[Problem details] Could you output each line below precisely as it stands, without the images?

Data excerpts:

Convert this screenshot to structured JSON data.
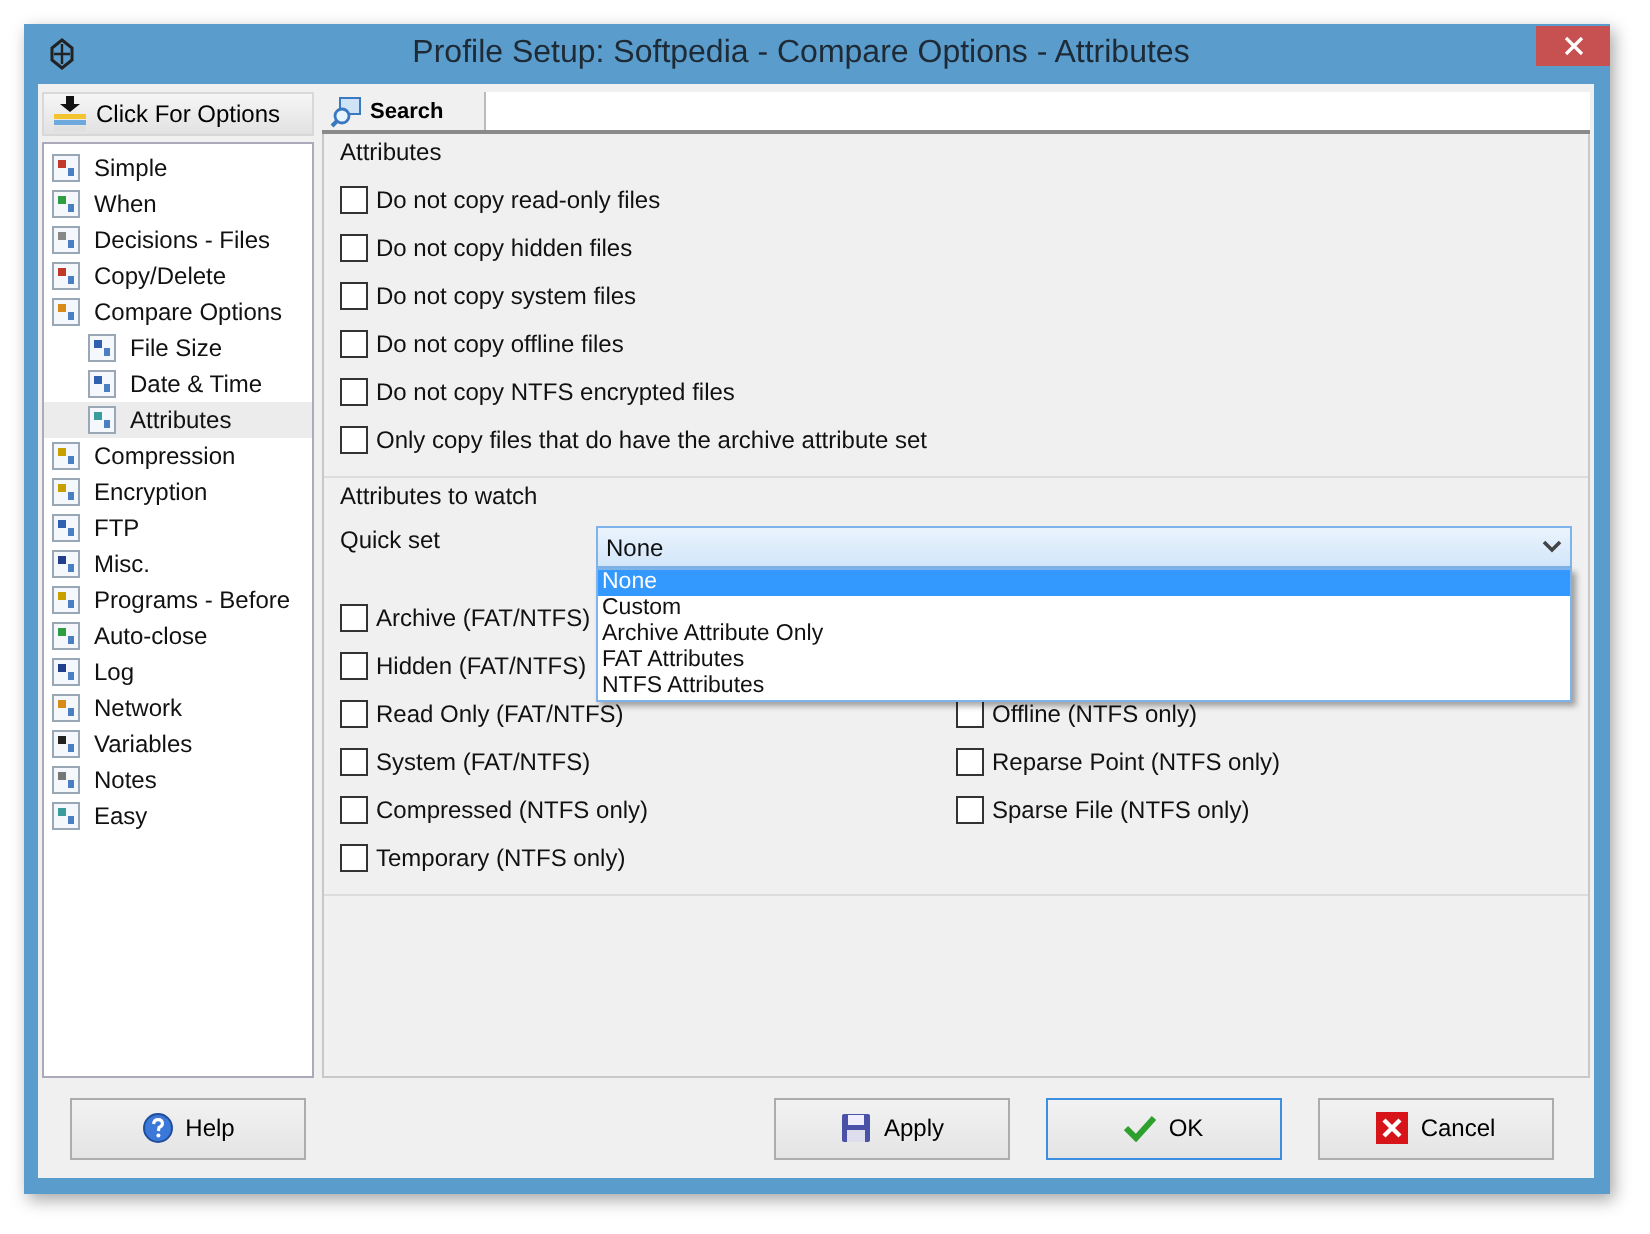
{
  "window": {
    "title": "Profile Setup: Softpedia - Compare Options - Attributes"
  },
  "sidebar": {
    "header": "Click For Options",
    "items": [
      {
        "label": "Simple",
        "selected": false
      },
      {
        "label": "When",
        "selected": false
      },
      {
        "label": "Decisions - Files",
        "selected": false
      },
      {
        "label": "Copy/Delete",
        "selected": false
      },
      {
        "label": "Compare Options",
        "selected": false,
        "children": [
          {
            "label": "File Size",
            "selected": false
          },
          {
            "label": "Date & Time",
            "selected": false
          },
          {
            "label": "Attributes",
            "selected": true
          }
        ]
      },
      {
        "label": "Compression",
        "selected": false
      },
      {
        "label": "Encryption",
        "selected": false
      },
      {
        "label": "FTP",
        "selected": false
      },
      {
        "label": "Misc.",
        "selected": false
      },
      {
        "label": "Programs - Before",
        "selected": false
      },
      {
        "label": "Auto-close",
        "selected": false
      },
      {
        "label": "Log",
        "selected": false
      },
      {
        "label": "Network",
        "selected": false
      },
      {
        "label": "Variables",
        "selected": false
      },
      {
        "label": "Notes",
        "selected": false
      },
      {
        "label": "Easy",
        "selected": false
      }
    ]
  },
  "toolbar": {
    "search_tab": "Search"
  },
  "attributes": {
    "title": "Attributes",
    "options": [
      {
        "label": "Do not copy read-only files",
        "checked": false
      },
      {
        "label": "Do not copy hidden files",
        "checked": false
      },
      {
        "label": "Do not copy system files",
        "checked": false
      },
      {
        "label": "Do not copy offline files",
        "checked": false
      },
      {
        "label": "Do not copy NTFS encrypted files",
        "checked": false
      },
      {
        "label": "Only copy files that do have the archive attribute set",
        "checked": false
      }
    ]
  },
  "attributes_to_watch": {
    "title": "Attributes to watch",
    "quick_set": {
      "label": "Quick set",
      "value": "None",
      "open": true,
      "options": [
        {
          "label": "None",
          "selected": true
        },
        {
          "label": "Custom",
          "selected": false
        },
        {
          "label": "Archive Attribute Only",
          "selected": false
        },
        {
          "label": "FAT Attributes",
          "selected": false
        },
        {
          "label": "NTFS Attributes",
          "selected": false
        }
      ]
    },
    "left_options": [
      {
        "label": "Archive (FAT/NTFS)",
        "checked": false
      },
      {
        "label": "Hidden (FAT/NTFS)",
        "checked": false
      },
      {
        "label": "Read Only (FAT/NTFS)",
        "checked": false
      },
      {
        "label": "System (FAT/NTFS)",
        "checked": false
      },
      {
        "label": "Compressed (NTFS only)",
        "checked": false
      },
      {
        "label": "Temporary (NTFS only)",
        "checked": false
      }
    ],
    "right_options": [
      {
        "label": "Offline (NTFS only)",
        "checked": false
      },
      {
        "label": "Reparse Point (NTFS only)",
        "checked": false
      },
      {
        "label": "Sparse File (NTFS only)",
        "checked": false
      }
    ]
  },
  "buttons": [
    {
      "label": "Help",
      "kind": "help",
      "focused": false
    },
    {
      "label": "Apply",
      "kind": "apply",
      "focused": false
    },
    {
      "label": "OK",
      "kind": "ok",
      "focused": true
    },
    {
      "label": "Cancel",
      "kind": "cancel",
      "focused": false
    }
  ]
}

[Exercise answer]
Convert this screenshot to structured JSON data.
{
  "window": {
    "title": "Profile Setup: Softpedia - Compare Options - Attributes"
  },
  "sidebar": {
    "header": "Click For Options",
    "items": [
      {
        "label": "Simple",
        "selected": false
      },
      {
        "label": "When",
        "selected": false
      },
      {
        "label": "Decisions - Files",
        "selected": false
      },
      {
        "label": "Copy/Delete",
        "selected": false
      },
      {
        "label": "Compare Options",
        "selected": false,
        "children": [
          {
            "label": "File Size",
            "selected": false
          },
          {
            "label": "Date & Time",
            "selected": false
          },
          {
            "label": "Attributes",
            "selected": true
          }
        ]
      },
      {
        "label": "Compression",
        "selected": false
      },
      {
        "label": "Encryption",
        "selected": false
      },
      {
        "label": "FTP",
        "selected": false
      },
      {
        "label": "Misc.",
        "selected": false
      },
      {
        "label": "Programs - Before",
        "selected": false
      },
      {
        "label": "Auto-close",
        "selected": false
      },
      {
        "label": "Log",
        "selected": false
      },
      {
        "label": "Network",
        "selected": false
      },
      {
        "label": "Variables",
        "selected": false
      },
      {
        "label": "Notes",
        "selected": false
      },
      {
        "label": "Easy",
        "selected": false
      }
    ]
  },
  "toolbar": {
    "search_tab": "Search"
  },
  "attributes": {
    "title": "Attributes",
    "options": [
      {
        "label": "Do not copy read-only files",
        "checked": false
      },
      {
        "label": "Do not copy hidden files",
        "checked": false
      },
      {
        "label": "Do not copy system files",
        "checked": false
      },
      {
        "label": "Do not copy offline files",
        "checked": false
      },
      {
        "label": "Do not copy NTFS encrypted files",
        "checked": false
      },
      {
        "label": "Only copy files that do have the archive attribute set",
        "checked": false
      }
    ]
  },
  "attributes_to_watch": {
    "title": "Attributes to watch",
    "quick_set": {
      "label": "Quick set",
      "value": "None",
      "open": true,
      "options": [
        {
          "label": "None",
          "selected": true
        },
        {
          "label": "Custom",
          "selected": false
        },
        {
          "label": "Archive Attribute Only",
          "selected": false
        },
        {
          "label": "FAT Attributes",
          "selected": false
        },
        {
          "label": "NTFS Attributes",
          "selected": false
        }
      ]
    },
    "left_options": [
      {
        "label": "Archive (FAT/NTFS)",
        "checked": false
      },
      {
        "label": "Hidden (FAT/NTFS)",
        "checked": false
      },
      {
        "label": "Read Only (FAT/NTFS)",
        "checked": false
      },
      {
        "label": "System (FAT/NTFS)",
        "checked": false
      },
      {
        "label": "Compressed (NTFS only)",
        "checked": false
      },
      {
        "label": "Temporary (NTFS only)",
        "checked": false
      }
    ],
    "right_options": [
      {
        "label": "Offline (NTFS only)",
        "checked": false
      },
      {
        "label": "Reparse Point (NTFS only)",
        "checked": false
      },
      {
        "label": "Sparse File (NTFS only)",
        "checked": false
      }
    ]
  },
  "buttons": [
    {
      "label": "Help",
      "kind": "help",
      "focused": false
    },
    {
      "label": "Apply",
      "kind": "apply",
      "focused": false
    },
    {
      "label": "OK",
      "kind": "ok",
      "focused": true
    },
    {
      "label": "Cancel",
      "kind": "cancel",
      "focused": false
    }
  ]
}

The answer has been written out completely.